On Camera: Lawmakers explain what went on behind closed doors in leadership races
01/04/2011 07:04 PM
FRANKFORT — After emerging from private caucus meetings to elect their leaders, key lawmakers from the House and Senate told reporters what happened, their priorities now and how they expect this session to go.
In the Senate, the newly-elected Democratic floor leader, R.J. Palmer of Winchester, said he expects to be a bipartisan-minded, mild-mannered leader for the 15 Senate Democrats. He said he wants the Senate Democrats to have a leader who can work with Senate Republicans, House Democrats and Democratic Gov. Steve Beshear:
Sen. Julian Carroll, the former governor, had been a potential challenger for Palmer for the open minority leader position left vacant when Ed Worley decided not to seek re-election last fall.
But Carroll eventually dropped out of the leadership race. He said Republican Senate President David Williams, who also running for governor, loomed large in the Democrats’ race and was the reason Carroll withdrew as a candidate for floor leader.
Carroll said his Democratic caucus members felt that a vote for Carroll for a leadership post would draw punishment from Williams:
(The Senate Republicans settled their leadership races after the November 2010 elections, choosing to keep the current leadership team the same.)
In the House, both Democrats and Republicans choose to replace their whips.
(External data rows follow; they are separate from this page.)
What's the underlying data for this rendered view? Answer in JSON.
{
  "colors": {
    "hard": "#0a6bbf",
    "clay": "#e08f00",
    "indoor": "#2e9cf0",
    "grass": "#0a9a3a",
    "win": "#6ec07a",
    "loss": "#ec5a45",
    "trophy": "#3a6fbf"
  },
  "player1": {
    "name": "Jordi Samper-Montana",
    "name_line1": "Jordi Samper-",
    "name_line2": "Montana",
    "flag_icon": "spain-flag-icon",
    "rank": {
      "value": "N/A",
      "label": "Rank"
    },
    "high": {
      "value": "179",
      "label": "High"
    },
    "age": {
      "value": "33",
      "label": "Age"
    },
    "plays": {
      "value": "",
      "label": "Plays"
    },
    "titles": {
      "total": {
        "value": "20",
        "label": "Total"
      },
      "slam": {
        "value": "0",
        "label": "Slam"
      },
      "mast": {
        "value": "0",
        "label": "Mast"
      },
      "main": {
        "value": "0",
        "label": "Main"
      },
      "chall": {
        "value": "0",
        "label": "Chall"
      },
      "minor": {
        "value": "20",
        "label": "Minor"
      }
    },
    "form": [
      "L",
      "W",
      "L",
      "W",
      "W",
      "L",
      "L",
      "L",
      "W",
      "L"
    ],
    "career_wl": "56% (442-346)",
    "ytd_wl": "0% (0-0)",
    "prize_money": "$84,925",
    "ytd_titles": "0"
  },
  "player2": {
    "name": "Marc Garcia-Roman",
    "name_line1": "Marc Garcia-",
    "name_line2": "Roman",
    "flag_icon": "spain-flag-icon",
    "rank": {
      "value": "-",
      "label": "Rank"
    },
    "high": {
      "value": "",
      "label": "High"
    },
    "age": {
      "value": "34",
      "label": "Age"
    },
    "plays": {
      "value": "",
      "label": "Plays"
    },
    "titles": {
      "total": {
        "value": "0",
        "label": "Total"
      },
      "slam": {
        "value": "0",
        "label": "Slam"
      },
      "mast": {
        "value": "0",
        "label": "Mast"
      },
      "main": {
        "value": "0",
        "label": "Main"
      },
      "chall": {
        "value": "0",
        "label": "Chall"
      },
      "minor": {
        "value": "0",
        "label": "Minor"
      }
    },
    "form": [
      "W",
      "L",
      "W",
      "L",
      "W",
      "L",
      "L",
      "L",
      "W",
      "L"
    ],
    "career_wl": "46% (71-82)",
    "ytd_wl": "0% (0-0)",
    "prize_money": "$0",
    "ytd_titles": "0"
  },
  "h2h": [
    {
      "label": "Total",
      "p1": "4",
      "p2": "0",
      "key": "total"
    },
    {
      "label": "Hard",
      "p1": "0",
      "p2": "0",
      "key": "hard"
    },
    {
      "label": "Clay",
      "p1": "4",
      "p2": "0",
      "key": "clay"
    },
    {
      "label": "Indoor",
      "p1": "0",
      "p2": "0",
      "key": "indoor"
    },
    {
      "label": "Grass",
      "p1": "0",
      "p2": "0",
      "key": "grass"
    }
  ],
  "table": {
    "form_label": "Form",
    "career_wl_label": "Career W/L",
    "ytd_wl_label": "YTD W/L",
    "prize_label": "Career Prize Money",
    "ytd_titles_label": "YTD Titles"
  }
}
The incoming majority whip, Democratic Rep. Tommy Thompson of Owensboro said being elected by the caucus was an honor and that his geographic location played a part in his campaign for whip because western Kentucky went two years without a voice in the five-man Democratic leadership team. Here’s Thompson’s reaction:
House Speaker Greg Stumbo of Prestonsburg, who was re-nominated without opposition, said that the Democratic House caucus also voted during their meeting to support Democratic Gov. Steve Beshear, in a “hoo-rah” vote. Last month, Stumbo managed only tepid support of Beshear during an interview on Pure Politics.
But on Tuesday, he had this to say:
In the House Republican caucus, Minority Leader Jeff Hoover of Jamestown was elected to a record sixth straight term and explained how one representative who had campaigned for caucus chair ended up in the minority whip leadership race:
-Reporting and videos produced by Kenny Colston
Below the Fold
State hopes to raise awareness, educate public on prescription drug abuse and proper disposal with new partnership
Subscribe and get the latest political intelligence delivered to your inbox.